- WORK INSTRUCTION
For this exercise, return all the data exactly as it stands.

- GIVEN DATA
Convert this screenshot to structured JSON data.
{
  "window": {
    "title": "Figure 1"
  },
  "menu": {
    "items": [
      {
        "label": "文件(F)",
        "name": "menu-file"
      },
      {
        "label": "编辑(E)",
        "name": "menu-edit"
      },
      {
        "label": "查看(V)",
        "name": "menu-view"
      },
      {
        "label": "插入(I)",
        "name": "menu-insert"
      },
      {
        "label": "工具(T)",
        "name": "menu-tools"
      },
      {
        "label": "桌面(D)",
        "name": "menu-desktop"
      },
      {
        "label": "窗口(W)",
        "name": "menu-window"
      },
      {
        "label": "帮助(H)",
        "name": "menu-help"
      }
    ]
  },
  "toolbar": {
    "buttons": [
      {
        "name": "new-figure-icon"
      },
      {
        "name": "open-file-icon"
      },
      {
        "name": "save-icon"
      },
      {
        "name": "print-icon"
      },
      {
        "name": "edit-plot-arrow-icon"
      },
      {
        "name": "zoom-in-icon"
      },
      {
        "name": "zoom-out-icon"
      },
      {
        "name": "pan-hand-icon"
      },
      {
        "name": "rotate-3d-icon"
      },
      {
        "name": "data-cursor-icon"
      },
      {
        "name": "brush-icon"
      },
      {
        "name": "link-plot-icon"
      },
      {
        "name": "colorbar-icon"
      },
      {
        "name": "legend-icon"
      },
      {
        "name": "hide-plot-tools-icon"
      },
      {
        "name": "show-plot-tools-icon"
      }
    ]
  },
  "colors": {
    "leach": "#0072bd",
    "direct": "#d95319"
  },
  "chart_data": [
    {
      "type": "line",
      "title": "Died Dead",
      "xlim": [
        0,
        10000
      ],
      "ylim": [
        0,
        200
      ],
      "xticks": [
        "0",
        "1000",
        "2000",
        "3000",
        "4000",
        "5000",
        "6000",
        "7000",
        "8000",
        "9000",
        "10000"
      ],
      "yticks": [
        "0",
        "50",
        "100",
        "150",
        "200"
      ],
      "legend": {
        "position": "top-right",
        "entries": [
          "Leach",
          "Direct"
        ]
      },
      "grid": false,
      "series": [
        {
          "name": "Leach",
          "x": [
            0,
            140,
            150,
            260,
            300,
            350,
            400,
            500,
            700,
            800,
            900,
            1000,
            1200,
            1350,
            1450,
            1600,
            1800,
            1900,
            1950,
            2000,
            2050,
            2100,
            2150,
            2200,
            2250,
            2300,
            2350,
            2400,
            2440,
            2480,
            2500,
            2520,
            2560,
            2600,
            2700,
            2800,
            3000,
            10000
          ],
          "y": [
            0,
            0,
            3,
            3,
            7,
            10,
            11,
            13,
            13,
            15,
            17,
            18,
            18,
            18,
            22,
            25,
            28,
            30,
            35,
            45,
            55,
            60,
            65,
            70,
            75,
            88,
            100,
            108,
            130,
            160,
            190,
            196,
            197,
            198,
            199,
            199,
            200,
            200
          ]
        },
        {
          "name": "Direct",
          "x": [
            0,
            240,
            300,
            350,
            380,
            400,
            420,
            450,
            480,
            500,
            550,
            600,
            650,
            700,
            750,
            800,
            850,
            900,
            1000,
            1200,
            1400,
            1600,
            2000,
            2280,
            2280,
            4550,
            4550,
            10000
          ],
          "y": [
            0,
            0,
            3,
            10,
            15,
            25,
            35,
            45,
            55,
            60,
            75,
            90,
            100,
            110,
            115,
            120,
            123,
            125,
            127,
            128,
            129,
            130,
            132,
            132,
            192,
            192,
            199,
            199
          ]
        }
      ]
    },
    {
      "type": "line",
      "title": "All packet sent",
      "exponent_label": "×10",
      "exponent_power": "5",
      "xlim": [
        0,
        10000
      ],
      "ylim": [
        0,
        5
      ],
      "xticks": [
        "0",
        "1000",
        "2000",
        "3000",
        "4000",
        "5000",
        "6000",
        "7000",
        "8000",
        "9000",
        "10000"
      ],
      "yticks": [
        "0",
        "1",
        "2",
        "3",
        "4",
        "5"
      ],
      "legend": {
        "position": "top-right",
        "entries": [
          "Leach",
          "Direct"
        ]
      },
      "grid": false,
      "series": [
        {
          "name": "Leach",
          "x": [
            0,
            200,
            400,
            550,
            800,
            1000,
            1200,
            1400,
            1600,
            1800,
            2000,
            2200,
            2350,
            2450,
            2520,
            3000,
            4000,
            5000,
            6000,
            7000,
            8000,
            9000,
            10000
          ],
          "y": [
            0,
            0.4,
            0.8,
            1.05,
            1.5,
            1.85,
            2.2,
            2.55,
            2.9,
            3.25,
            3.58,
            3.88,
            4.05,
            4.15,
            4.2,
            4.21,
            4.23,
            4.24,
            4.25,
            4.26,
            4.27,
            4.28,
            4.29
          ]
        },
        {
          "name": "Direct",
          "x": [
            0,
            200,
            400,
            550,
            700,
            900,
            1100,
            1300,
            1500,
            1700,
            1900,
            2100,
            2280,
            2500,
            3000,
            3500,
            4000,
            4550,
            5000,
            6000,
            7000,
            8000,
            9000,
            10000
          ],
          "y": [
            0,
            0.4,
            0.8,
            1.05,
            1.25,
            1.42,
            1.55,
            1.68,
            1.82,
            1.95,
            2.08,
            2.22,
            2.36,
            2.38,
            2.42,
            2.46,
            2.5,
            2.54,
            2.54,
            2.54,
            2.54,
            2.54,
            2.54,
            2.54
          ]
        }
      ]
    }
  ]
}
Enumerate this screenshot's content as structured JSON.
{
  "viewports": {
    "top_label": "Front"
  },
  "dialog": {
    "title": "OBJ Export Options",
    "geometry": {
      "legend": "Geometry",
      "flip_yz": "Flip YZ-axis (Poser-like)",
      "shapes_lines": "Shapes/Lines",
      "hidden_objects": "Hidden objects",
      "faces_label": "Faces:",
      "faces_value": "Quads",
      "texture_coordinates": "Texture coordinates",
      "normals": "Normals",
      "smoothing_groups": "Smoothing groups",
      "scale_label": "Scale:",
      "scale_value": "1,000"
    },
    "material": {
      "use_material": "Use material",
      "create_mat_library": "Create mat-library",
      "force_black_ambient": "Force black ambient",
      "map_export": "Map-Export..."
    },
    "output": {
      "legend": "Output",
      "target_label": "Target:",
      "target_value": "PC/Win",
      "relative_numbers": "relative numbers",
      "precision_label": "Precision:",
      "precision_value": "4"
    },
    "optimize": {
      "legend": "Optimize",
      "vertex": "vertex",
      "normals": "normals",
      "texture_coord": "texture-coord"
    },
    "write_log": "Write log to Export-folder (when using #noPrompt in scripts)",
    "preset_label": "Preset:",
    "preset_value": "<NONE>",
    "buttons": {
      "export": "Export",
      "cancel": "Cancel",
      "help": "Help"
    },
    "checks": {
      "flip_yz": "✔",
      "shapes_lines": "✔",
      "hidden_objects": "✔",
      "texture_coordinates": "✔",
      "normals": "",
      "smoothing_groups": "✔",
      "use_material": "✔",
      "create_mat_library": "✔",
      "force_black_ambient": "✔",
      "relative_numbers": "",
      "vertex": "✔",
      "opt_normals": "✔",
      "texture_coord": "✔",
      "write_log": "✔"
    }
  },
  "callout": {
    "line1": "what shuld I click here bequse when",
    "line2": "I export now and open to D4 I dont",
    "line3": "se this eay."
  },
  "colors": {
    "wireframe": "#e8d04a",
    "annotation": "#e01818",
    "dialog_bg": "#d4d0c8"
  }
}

- RESULT FOR THIS TASK
Convert this screenshot to structured JSON data.
{
  "window": {
    "title": "Figure 1"
  },
  "menu": {
    "items": [
      {
        "label": "文件(F)",
        "name": "menu-file"
      },
      {
        "label": "编辑(E)",
        "name": "menu-edit"
      },
      {
        "label": "查看(V)",
        "name": "menu-view"
      },
      {
        "label": "插入(I)",
        "name": "menu-insert"
      },
      {
        "label": "工具(T)",
        "name": "menu-tools"
      },
      {
        "label": "桌面(D)",
        "name": "menu-desktop"
      },
      {
        "label": "窗口(W)",
        "name": "menu-window"
      },
      {
        "label": "帮助(H)",
        "name": "menu-help"
      }
    ]
  },
  "toolbar": {
    "buttons": [
      {
        "name": "new-figure-icon"
      },
      {
        "name": "open-file-icon"
      },
      {
        "name": "save-icon"
      },
      {
        "name": "print-icon"
      },
      {
        "name": "edit-plot-arrow-icon"
      },
      {
        "name": "zoom-in-icon"
      },
      {
        "name": "zoom-out-icon"
      },
      {
        "name": "pan-hand-icon"
      },
      {
        "name": "rotate-3d-icon"
      },
      {
        "name": "data-cursor-icon"
      },
      {
        "name": "brush-icon"
      },
      {
        "name": "link-plot-icon"
      },
      {
        "name": "colorbar-icon"
      },
      {
        "name": "legend-icon"
      },
      {
        "name": "hide-plot-tools-icon"
      },
      {
        "name": "show-plot-tools-icon"
      }
    ]
  },
  "colors": {
    "leach": "#0072bd",
    "direct": "#d95319"
  },
  "chart_data": [
    {
      "type": "line",
      "title": "Died Dead",
      "xlim": [
        0,
        10000
      ],
      "ylim": [
        0,
        200
      ],
      "xticks": [
        "0",
        "1000",
        "2000",
        "3000",
        "4000",
        "5000",
        "6000",
        "7000",
        "8000",
        "9000",
        "10000"
      ],
      "yticks": [
        "0",
        "50",
        "100",
        "150",
        "200"
      ],
      "legend": {
        "position": "top-right",
        "entries": [
          "Leach",
          "Direct"
        ]
      },
      "grid": false,
      "series": [
        {
          "name": "Leach",
          "x": [
            0,
            140,
            150,
            260,
            300,
            350,
            400,
            500,
            700,
            800,
            900,
            1000,
            1200,
            1350,
            1450,
            1600,
            1800,
            1900,
            1950,
            2000,
            2050,
            2100,
            2150,
            2200,
            2250,
            2300,
            2350,
            2400,
            2440,
            2480,
            2500,
            2520,
            2560,
            2600,
            2700,
            2800,
            3000,
            10000
          ],
          "y": [
            0,
            0,
            3,
            3,
            7,
            10,
            11,
            13,
            13,
            15,
            17,
            18,
            18,
            18,
            22,
            25,
            28,
            30,
            35,
            45,
            55,
            60,
            65,
            70,
            75,
            88,
            100,
            108,
            130,
            160,
            190,
            196,
            197,
            198,
            199,
            199,
            200,
            200
          ]
        },
        {
          "name": "Direct",
          "x": [
            0,
            240,
            300,
            350,
            380,
            400,
            420,
            450,
            480,
            500,
            550,
            600,
            650,
            700,
            750,
            800,
            850,
            900,
            1000,
            1200,
            1400,
            1600,
            2000,
            2280,
            2280,
            4550,
            4550,
            10000
          ],
          "y": [
            0,
            0,
            3,
            10,
            15,
            25,
            35,
            45,
            55,
            60,
            75,
            90,
            100,
            110,
            115,
            120,
            123,
            125,
            127,
            128,
            129,
            130,
            132,
            132,
            192,
            192,
            199,
            199
          ]
        }
      ]
    },
    {
      "type": "line",
      "title": "All packet sent",
      "exponent_label": "×10",
      "exponent_power": "5",
      "xlim": [
        0,
        10000
      ],
      "ylim": [
        0,
        5
      ],
      "xticks": [
        "0",
        "1000",
        "2000",
        "3000",
        "4000",
        "5000",
        "6000",
        "7000",
        "8000",
        "9000",
        "10000"
      ],
      "yticks": [
        "0",
        "1",
        "2",
        "3",
        "4",
        "5"
      ],
      "legend": {
        "position": "top-right",
        "entries": [
          "Leach",
          "Direct"
        ]
      },
      "grid": false,
      "series": [
        {
          "name": "Leach",
          "x": [
            0,
            200,
            400,
            550,
            800,
            1000,
            1200,
            1400,
            1600,
            1800,
            2000,
            2200,
            2350,
            2450,
            2520,
            3000,
            4000,
            5000,
            6000,
            7000,
            8000,
            9000,
            10000
          ],
          "y": [
            0,
            0.4,
            0.8,
            1.05,
            1.5,
            1.85,
            2.2,
            2.55,
            2.9,
            3.25,
            3.58,
            3.88,
            4.05,
            4.15,
            4.2,
            4.21,
            4.23,
            4.24,
            4.25,
            4.26,
            4.27,
            4.28,
            4.29
          ]
        },
        {
          "name": "Direct",
          "x": [
            0,
            200,
            400,
            550,
            700,
            900,
            1100,
            1300,
            1500,
            1700,
            1900,
            2100,
            2280,
            2500,
            3000,
            3500,
            4000,
            4550,
            5000,
            6000,
            7000,
            8000,
            9000,
            10000
          ],
          "y": [
            0,
            0.4,
            0.8,
            1.05,
            1.25,
            1.42,
            1.55,
            1.68,
            1.82,
            1.95,
            2.08,
            2.22,
            2.36,
            2.38,
            2.42,
            2.46,
            2.5,
            2.54,
            2.54,
            2.54,
            2.54,
            2.54,
            2.54,
            2.54
          ]
        }
      ]
    }
  ]
}
Enumerate this screenshot's content as structured JSON.
{
  "viewports": {
    "top_label": "Front"
  },
  "dialog": {
    "title": "OBJ Export Options",
    "geometry": {
      "legend": "Geometry",
      "flip_yz": "Flip YZ-axis (Poser-like)",
      "shapes_lines": "Shapes/Lines",
      "hidden_objects": "Hidden objects",
      "faces_label": "Faces:",
      "faces_value": "Quads",
      "texture_coordinates": "Texture coordinates",
      "normals": "Normals",
      "smoothing_groups": "Smoothing groups",
      "scale_label": "Scale:",
      "scale_value": "1,000"
    },
    "material": {
      "use_material": "Use material",
      "create_mat_library": "Create mat-library",
      "force_black_ambient": "Force black ambient",
      "map_export": "Map-Export..."
    },
    "output": {
      "legend": "Output",
      "target_label": "Target:",
      "target_value": "PC/Win",
      "relative_numbers": "relative numbers",
      "precision_label": "Precision:",
      "precision_value": "4"
    },
    "optimize": {
      "legend": "Optimize",
      "vertex": "vertex",
      "normals": "normals",
      "texture_coord": "texture-coord"
    },
    "write_log": "Write log to Export-folder (when using #noPrompt in scripts)",
    "preset_label": "Preset:",
    "preset_value": "<NONE>",
    "buttons": {
      "export": "Export",
      "cancel": "Cancel",
      "help": "Help"
    },
    "checks": {
      "flip_yz": "✔",
      "shapes_lines": "✔",
      "hidden_objects": "✔",
      "texture_coordinates": "✔",
      "normals": "",
      "smoothing_groups": "✔",
      "use_material": "✔",
      "create_mat_library": "✔",
      "force_black_ambient": "✔",
      "relative_numbers": "",
      "vertex": "✔",
      "opt_normals": "✔",
      "texture_coord": "✔",
      "write_log": "✔"
    }
  },
  "callout": {
    "line1": "what shuld I click here bequse when",
    "line2": "I export now and open to D4 I dont",
    "line3": "se this eay."
  },
  "colors": {
    "wireframe": "#e8d04a",
    "annotation": "#e01818",
    "dialog_bg": "#d4d0c8"
  }
}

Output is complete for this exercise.